Seems it wasn’t that long ago – 2005, to be precise – that The Plaza closed for major refurbishments inside and out. The spruced up property reopened with a flourish in 2008 housing hotel rooms, condominiums and a high-end shopping mall that has since morphed into the wildly – and deservedly – popular Plaza Food Hall and Todd English Food.
So why is this 1907 landmark swaddled in a pale white scrim, the kind that signals heavy-duty construction work instead of an artwork by Christo?
“Apparently the exterior work was not good enough,” a desk attendant told me when I stopped by to see the wrappings.
It seems a slab of concrete – a big one – fell from the façade recently. Fortunately, no one was killed. But to prevent a repeat performance, the exterior is being restored once again, a process expected to last at least a year.
As construction scrims go, the Plaza’s is a beauty. In a spectacular display of trompe l’oeil craftsmanship, the scrim shielding the front of the building has been painted to look exactly
like the hotel.
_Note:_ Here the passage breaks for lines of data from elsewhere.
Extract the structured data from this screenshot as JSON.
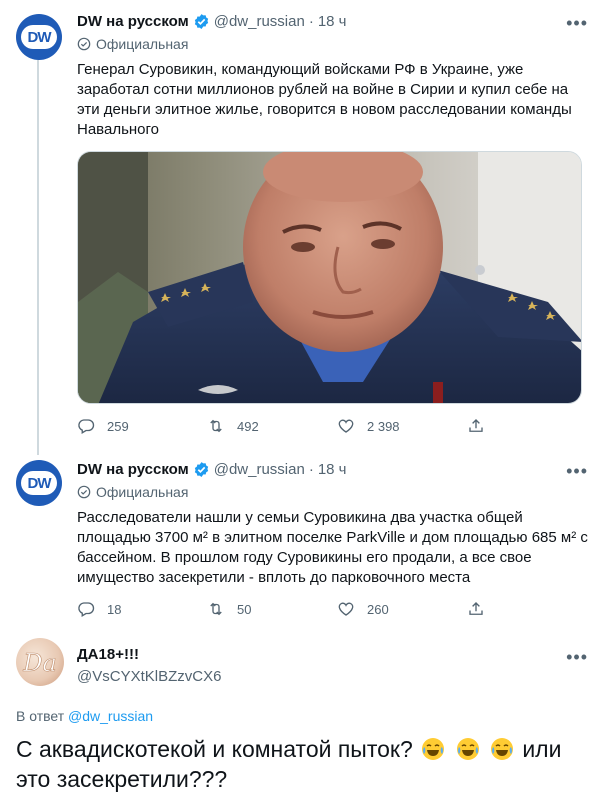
{
  "tweets": [
    {
      "author": "DW на русском",
      "handle": "@dw_russian",
      "separator": "·",
      "time": "18 ч",
      "badge": "Официальная",
      "avatar_text": "DW",
      "text": "Генерал Суровикин, командующий войсками РФ в Украине, уже заработал сотни миллионов рублей на войне в Сирии и купил себе на эти деньги элитное жилье, говорится в новом расследовании команды Навального",
      "replies": "259",
      "retweets": "492",
      "likes": "2 398"
    },
    {
      "author": "DW на русском",
      "handle": "@dw_russian",
      "separator": "·",
      "time": "18 ч",
      "badge": "Официальная",
      "avatar_text": "DW",
      "text": "Расследователи нашли у семьи Суровикина два участка общей площадью 3700 м² в элитном поселке ParkVille и дом площадью 685 м² с бассейном. В прошлом году Суровикины его продали, а все свое имущество засекретили - вплоть до парковочного места",
      "replies": "18",
      "retweets": "50",
      "likes": "260"
    }
  ],
  "reply": {
    "author": "ДА18+!!!",
    "handle": "@VsCYXtKlBZzvCX6",
    "in_reply_prefix": "В ответ",
    "in_reply_handle": "@dw_russian",
    "text_part1": "С аквадискотекой и комнатой пыток?",
    "text_part2": " или это  засекретили???",
    "emoji": "face-with-tears-of-joy"
  },
  "colors": {
    "accent": "#1d9bf0",
    "secondary_text": "#536471",
    "dw_blue": "#1f5bb7",
    "verified_blue": "#1d9bf0"
  },
  "icons": [
    "verified-badge-icon",
    "official-label-icon",
    "more-icon",
    "reply-icon",
    "retweet-icon",
    "like-icon",
    "share-icon",
    "laugh-emoji-icon"
  ]
}
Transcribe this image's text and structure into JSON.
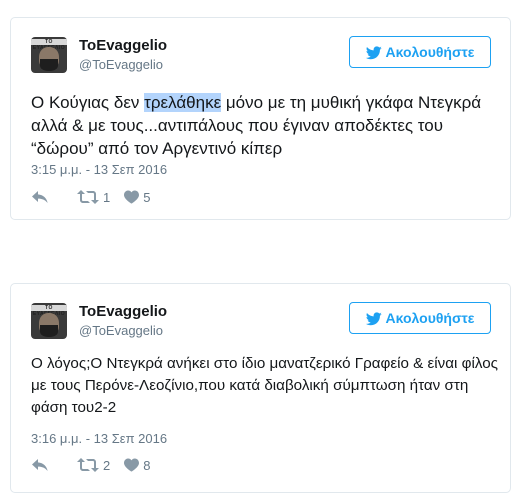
{
  "tweets": [
    {
      "author_name": "ToEvaggelio",
      "author_handle": "@ToEvaggelio",
      "avatar_label": "TO ΕΥΑΓΓΕΛΙΟ",
      "follow_label": "Ακολουθήστε",
      "text_before": "Ο Κούγιας δεν ",
      "text_highlight": "τρελάθηκε",
      "text_after": " μόνο με τη μυθική γκάφα Ντεγκρά αλλά & με τους...αντιπάλους που έγιναν αποδέκτες του “δώρου” από τον Αργεντινό κίπερ",
      "timestamp": "3:15 μ.μ. - 13 Σεπ 2016",
      "retweets": "1",
      "likes": "5"
    },
    {
      "author_name": "ToEvaggelio",
      "author_handle": "@ToEvaggelio",
      "avatar_label": "TO ΕΥΑΓΓΕΛΙΟ",
      "follow_label": "Ακολουθήστε",
      "text": "Ο λόγος;Ο Ντεγκρά ανήκει στο ίδιο μανατζερικό Γραφείο & είναι φίλος με τους Περόνε-Λεοζίνιο,που κατά διαβολική σύμπτωση ήταν στη φάση του2-2",
      "timestamp": "3:16 μ.μ. - 13 Σεπ 2016",
      "retweets": "2",
      "likes": "8"
    }
  ],
  "colors": {
    "accent": "#1da1f2",
    "border": "#e1e8ed",
    "secondary_text": "#657786",
    "icon": "#8899a6",
    "selection": "#b3d4fc"
  },
  "icons": [
    "bird-icon",
    "reply-icon",
    "retweet-icon",
    "heart-icon"
  ]
}
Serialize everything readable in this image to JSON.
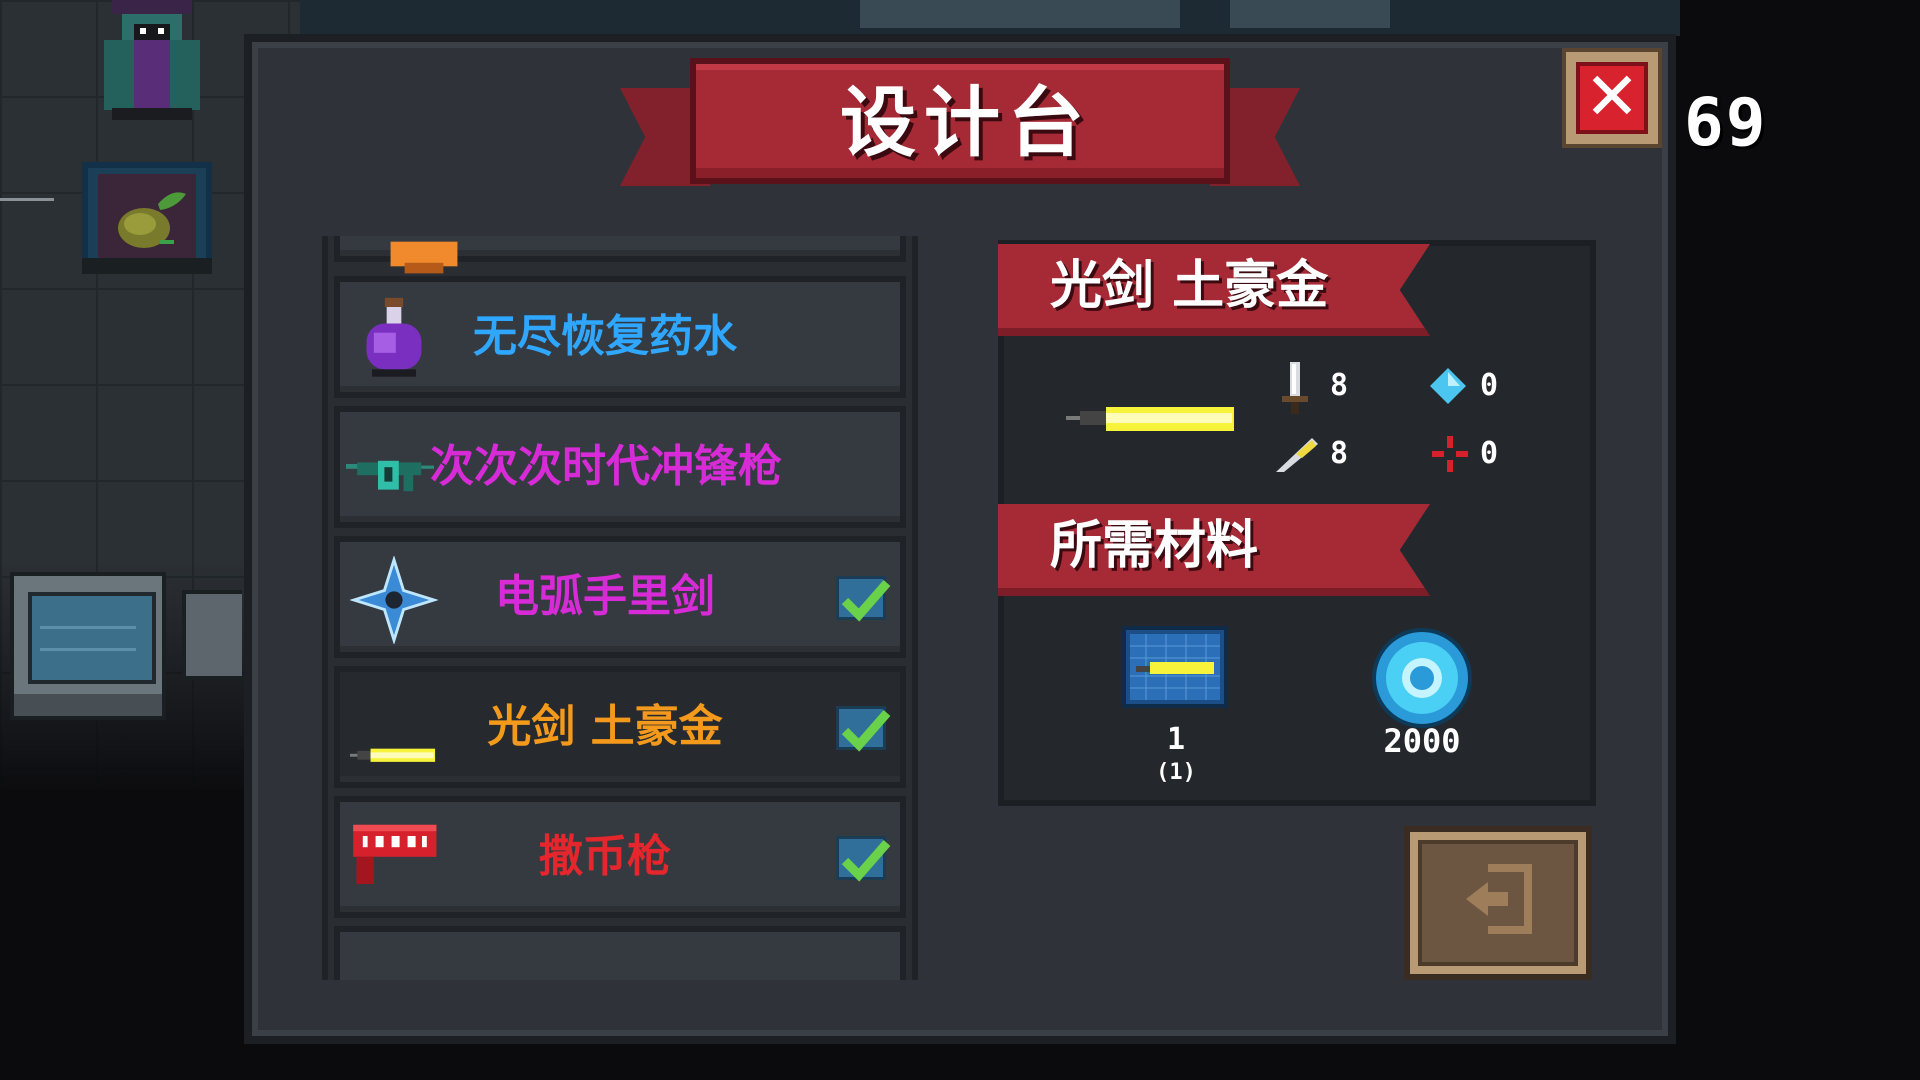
{
  "window": {
    "title": "设计台",
    "close_icon": "close-x-icon",
    "counter": "69"
  },
  "list": {
    "items": [
      {
        "label": "",
        "color": "#f08a2c",
        "icon": "orange-item-icon",
        "checked": false,
        "partial": "top"
      },
      {
        "label": "无尽恢复药水",
        "color": "#2fa6ff",
        "icon": "purple-potion-icon",
        "checked": false
      },
      {
        "label": "次次次时代冲锋枪",
        "color": "#d62bd6",
        "icon": "smg-icon",
        "checked": false
      },
      {
        "label": "电弧手里剑",
        "color": "#d62bd6",
        "icon": "shuriken-icon",
        "checked": true
      },
      {
        "label": "光剑 土豪金",
        "color": "#f39a1c",
        "icon": "lightsaber-icon",
        "checked": true,
        "selected": true
      },
      {
        "label": "撒币枪",
        "color": "#e5262d",
        "icon": "coin-gun-icon",
        "checked": true
      },
      {
        "label": "",
        "color": "#e5262d",
        "icon": "blue-item-icon",
        "checked": false,
        "partial": "bottom"
      }
    ]
  },
  "detail": {
    "name": "光剑 土豪金",
    "weapon_icon": "lightsaber-icon",
    "stats": {
      "damage": {
        "icon": "sword-icon",
        "value": "8"
      },
      "energy": {
        "icon": "diamond-icon",
        "value": "0"
      },
      "attack_speed": {
        "icon": "feather-icon",
        "value": "8"
      },
      "accuracy": {
        "icon": "crosshair-icon",
        "value": "0"
      }
    },
    "materials_title": "所需材料",
    "materials": [
      {
        "icon": "blueprint-icon",
        "count": "1",
        "owned": "(1)"
      },
      {
        "icon": "gem-coin-icon",
        "count": "2000"
      }
    ]
  },
  "exit_icon": "exit-door-icon",
  "colors": {
    "panel": "#2f3339",
    "banner": "#a52a35",
    "accent_gold": "#f39a1c"
  }
}
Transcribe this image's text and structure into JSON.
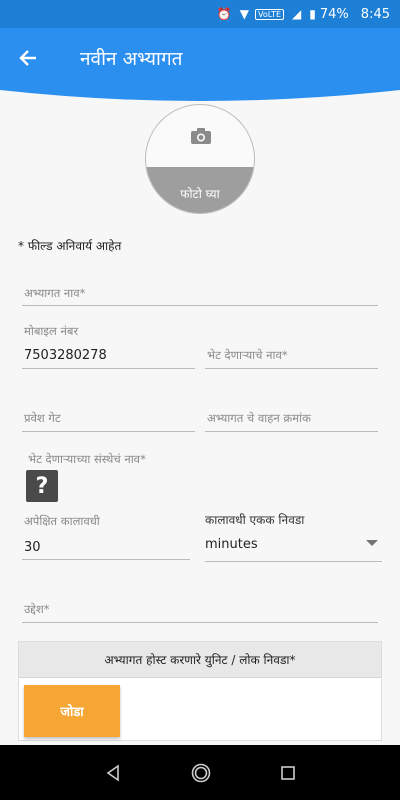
{
  "status_bar": {
    "volte": "VoLTE",
    "battery": "74%",
    "time": "8:45"
  },
  "app_bar": {
    "title": "नवीन अभ्यागत"
  },
  "photo": {
    "label": "फोटो घ्या"
  },
  "required_note": "* फील्ड अनिवार्य आहेत",
  "fields": {
    "visitor_name": {
      "label": "अभ्यागत नाव*",
      "value": ""
    },
    "mobile": {
      "label": "मोबाइल नंबर",
      "value": "7503280278"
    },
    "host_name": {
      "label": "भेट देणाऱ्याचे नाव*",
      "value": ""
    },
    "entry_gate": {
      "label": "प्रवेश गेट",
      "value": ""
    },
    "vehicle_number": {
      "label": "अभ्यागत चे वाहन क्रमांक",
      "value": ""
    },
    "org_name": {
      "label": "भेट देणाऱ्याच्या संस्थेचं नाव*",
      "value": ""
    },
    "expected_duration": {
      "label": "अपेक्षित कालावधी",
      "value": "30"
    },
    "purpose": {
      "label": "उद्देश*",
      "value": ""
    }
  },
  "duration_unit": {
    "label": "कालावधी एकक निवडा",
    "selected": "minutes"
  },
  "host_panel": {
    "title": "अभ्यागत होस्ट करणारे युनिट / लोक निवडा*",
    "add_label": "जोडा"
  },
  "colors": {
    "primary": "#2b8ff0",
    "status": "#1e7fd6",
    "accent": "#f5a635"
  }
}
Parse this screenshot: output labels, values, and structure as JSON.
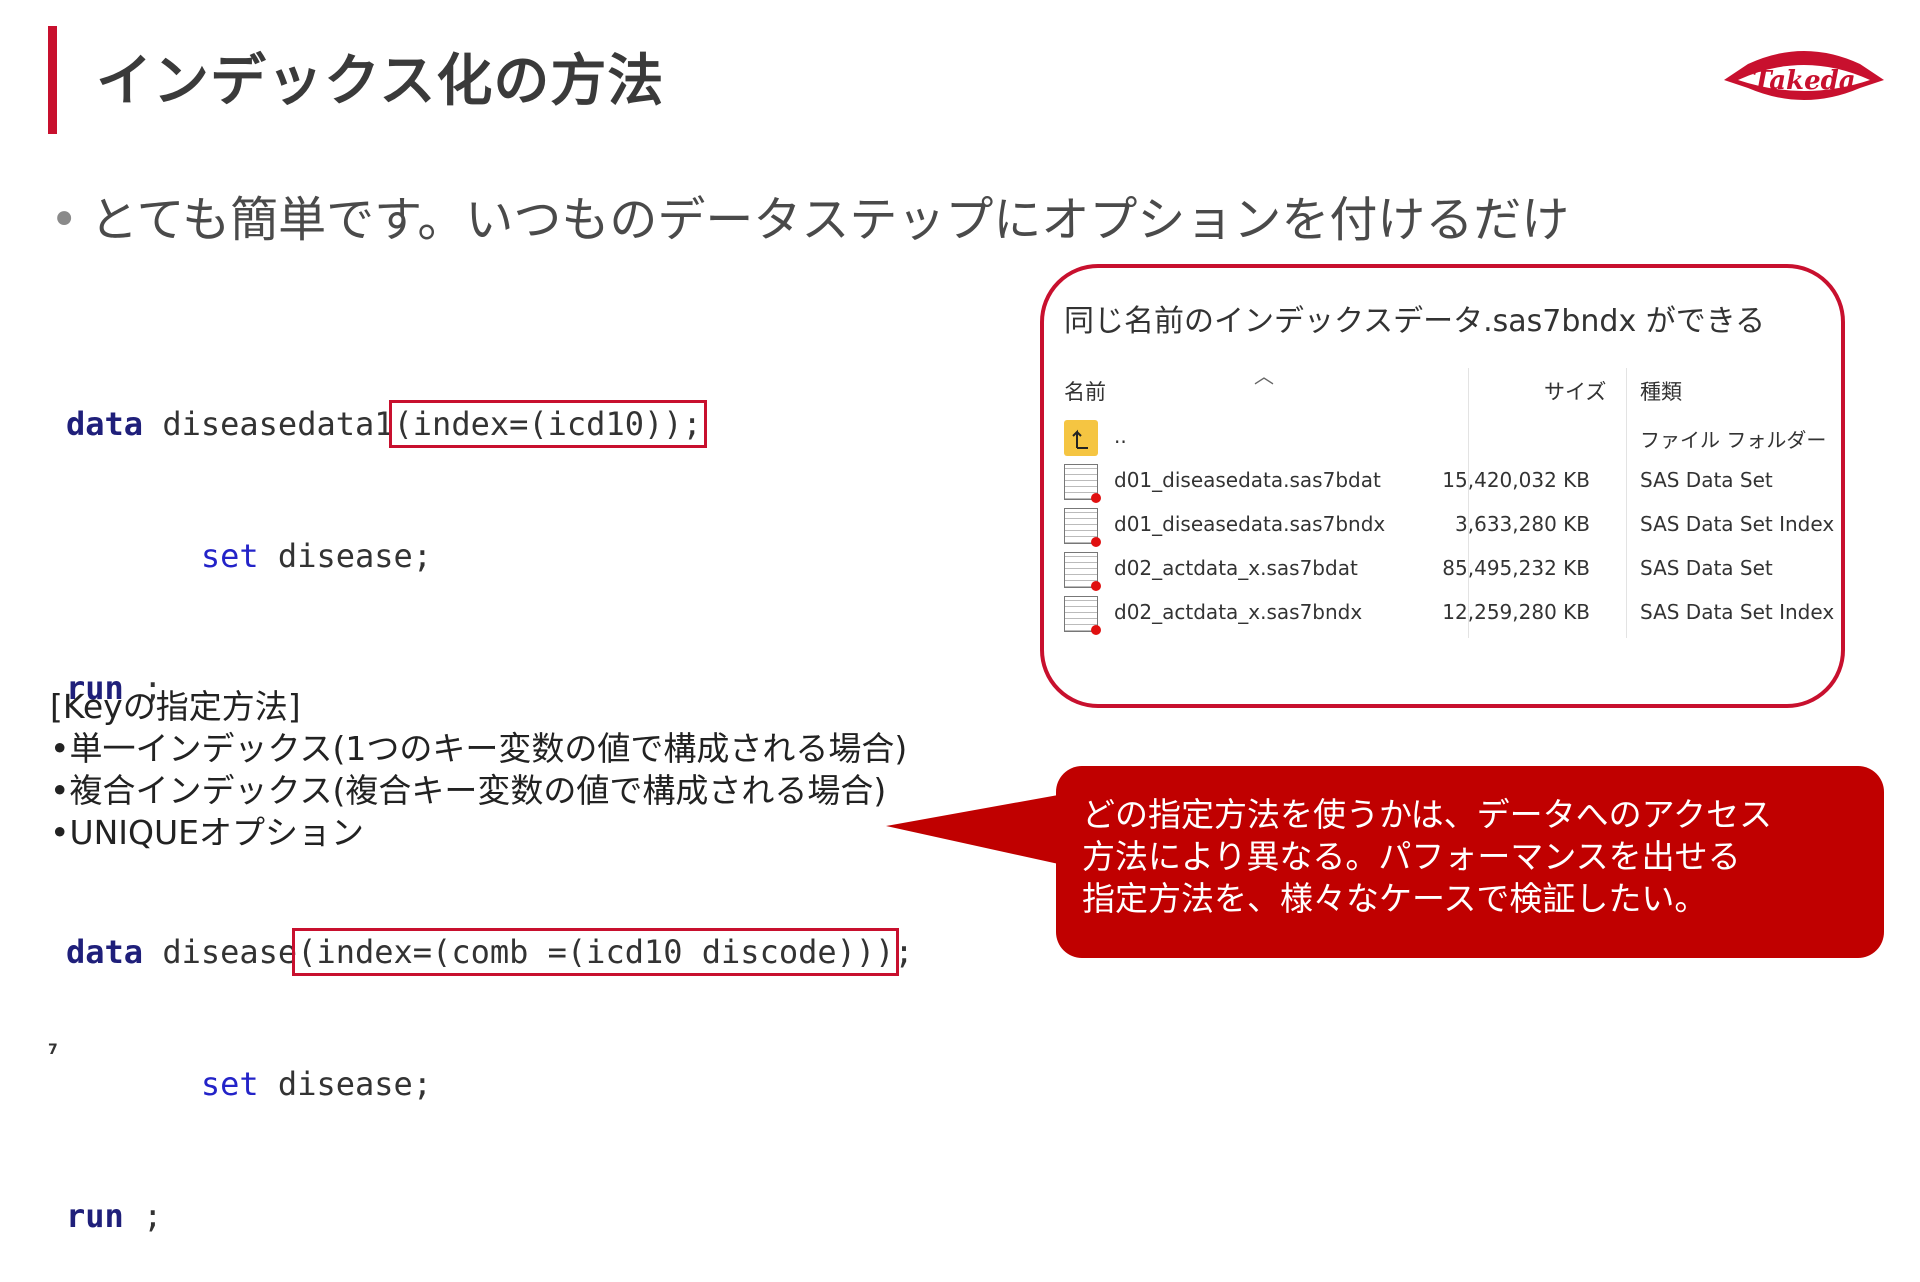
{
  "title": "インデックス化の方法",
  "logo_text": "Takeda",
  "brand_color": "#c8102e",
  "bullet": "とても簡単です。いつものデータステップにオプションを付けるだけ",
  "code": {
    "l1": {
      "kw": "data",
      "name": " diseasedata1",
      "opt": "(index=(icd10));"
    },
    "l2": {
      "indent": "       ",
      "set": "set",
      "rest": " disease;"
    },
    "l3": {
      "kw": "run",
      "rest": " ;"
    },
    "l5": {
      "kw": "data",
      "name": " disease",
      "opt": "(index=(comb =(icd10 discode)))",
      "tail": ";"
    },
    "l6": {
      "indent": "       ",
      "set": "set",
      "rest": " disease;"
    },
    "l7": {
      "kw": "run",
      "rest": " ;"
    }
  },
  "keys": {
    "heading": "[Keyの指定方法]",
    "items": [
      "•単一インデックス(1つのキー変数の値で構成される場合)",
      "•複合インデックス(複合キー変数の値で構成される場合)",
      "•UNIQUEオプション"
    ]
  },
  "explorer": {
    "title": "同じ名前のインデックスデータ.sas7bndx ができる",
    "headers": {
      "name": "名前",
      "size": "サイズ",
      "type": "種類"
    },
    "rows": [
      {
        "icon": "folder-up-icon",
        "name": "..",
        "size": "",
        "type": "ファイル フォルダー"
      },
      {
        "icon": "sas-dataset-icon",
        "name": "d01_diseasedata.sas7bdat",
        "size": "15,420,032 KB",
        "type": "SAS Data Set"
      },
      {
        "icon": "sas-index-icon",
        "name": "d01_diseasedata.sas7bndx",
        "size": "3,633,280 KB",
        "type": "SAS Data Set Index"
      },
      {
        "icon": "sas-dataset-icon",
        "name": "d02_actdata_x.sas7bdat",
        "size": "85,495,232 KB",
        "type": "SAS Data Set"
      },
      {
        "icon": "sas-index-icon",
        "name": "d02_actdata_x.sas7bndx",
        "size": "12,259,280 KB",
        "type": "SAS Data Set Index"
      }
    ]
  },
  "callout": {
    "lines": [
      "どの指定方法を使うかは、データへのアクセス",
      "方法により異なる。パフォーマンスを出せる",
      "指定方法を、様々なケースで検証したい。"
    ]
  },
  "page_number": "7"
}
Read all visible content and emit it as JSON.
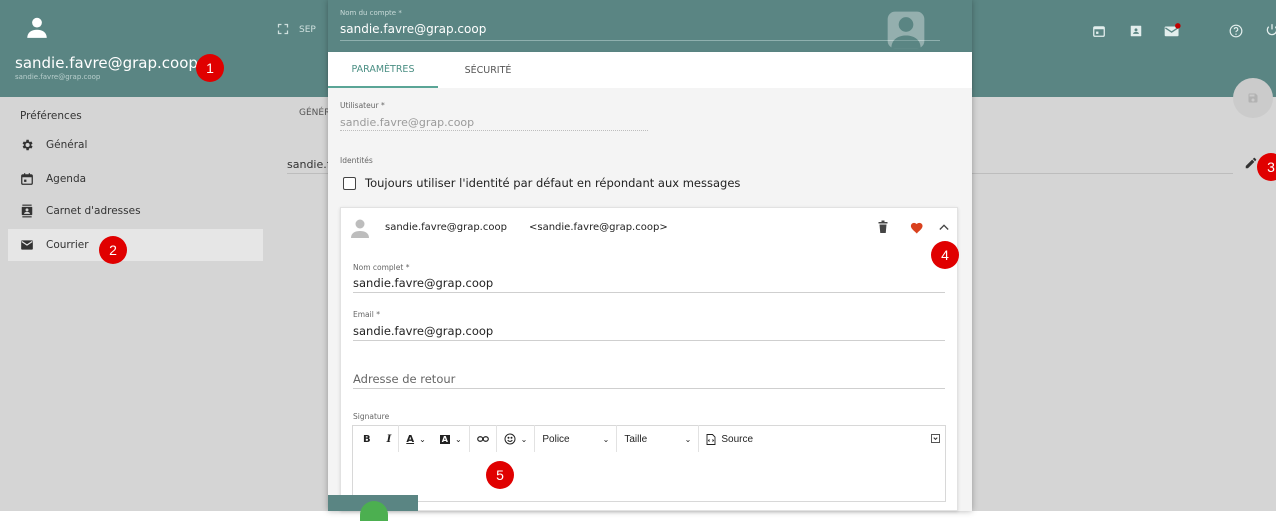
{
  "sidebar": {
    "user_name": "sandie.favre@grap.coop",
    "user_email": "sandie.favre@grap.coop",
    "section_title": "Préférences",
    "items": [
      {
        "label": "Général",
        "icon": "gear-icon"
      },
      {
        "label": "Agenda",
        "icon": "calendar-icon"
      },
      {
        "label": "Carnet d'adresses",
        "icon": "contacts-icon"
      },
      {
        "label": "Courrier",
        "icon": "mail-icon",
        "active": true
      }
    ]
  },
  "background": {
    "topbar_text": "SEP",
    "tab_text": "GÉNÉR",
    "row_text": "sandie.f"
  },
  "dialog": {
    "account_label": "Nom du compte *",
    "account_value": "sandie.favre@grap.coop",
    "tabs": [
      "PARAMÈTRES",
      "SÉCURITÉ"
    ],
    "user_label": "Utilisateur *",
    "user_value": "sandie.favre@grap.coop",
    "identities_label": "Identités",
    "default_identity_checkbox": "Toujours utiliser l'identité par défaut en répondant aux messages",
    "identity": {
      "header_name": "sandie.favre@grap.coop",
      "header_email": "<sandie.favre@grap.coop>",
      "fullname_label": "Nom complet *",
      "fullname_value": "sandie.favre@grap.coop",
      "email_label": "Email *",
      "email_value": "sandie.favre@grap.coop",
      "reply_placeholder": "Adresse de retour",
      "signature_label": "Signature"
    },
    "editor_toolbar": {
      "bold": "B",
      "italic": "I",
      "text_color": "A",
      "bg_color": "A",
      "font_select": "Police",
      "size_select": "Taille",
      "source": "Source"
    }
  },
  "markers": [
    "1",
    "2",
    "3",
    "4",
    "5"
  ],
  "colors": {
    "brand": "#5a8583",
    "marker": "#e00000",
    "heart": "#d9411e",
    "tab_active": "#4b8f84"
  }
}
From a distance you almost don’t realize you’re looking at a life-size artist’s rendering of Henry Janeway Hardenberg’s iconic Fifth Avenue chateau. Every window, gable and turret is in place, amplified by shadings of pale Plaza green.
Zero in closer to the hotel, however, and it’s clear that the Plaza is once again a construction site, at least on the outside.
And on the inside? Hotel guests in rooms facing south may find themselves gazing out onto scaffolding as well as the classic cityscape that includes Bergdorf Goodman, Rockefeller Center and the spire of St. Patrick’s Cathedral, a desk attendant says.
Update: I’m happy to report that The Plaza scrim, clever as it was, is gone and the hotel is once again on full view.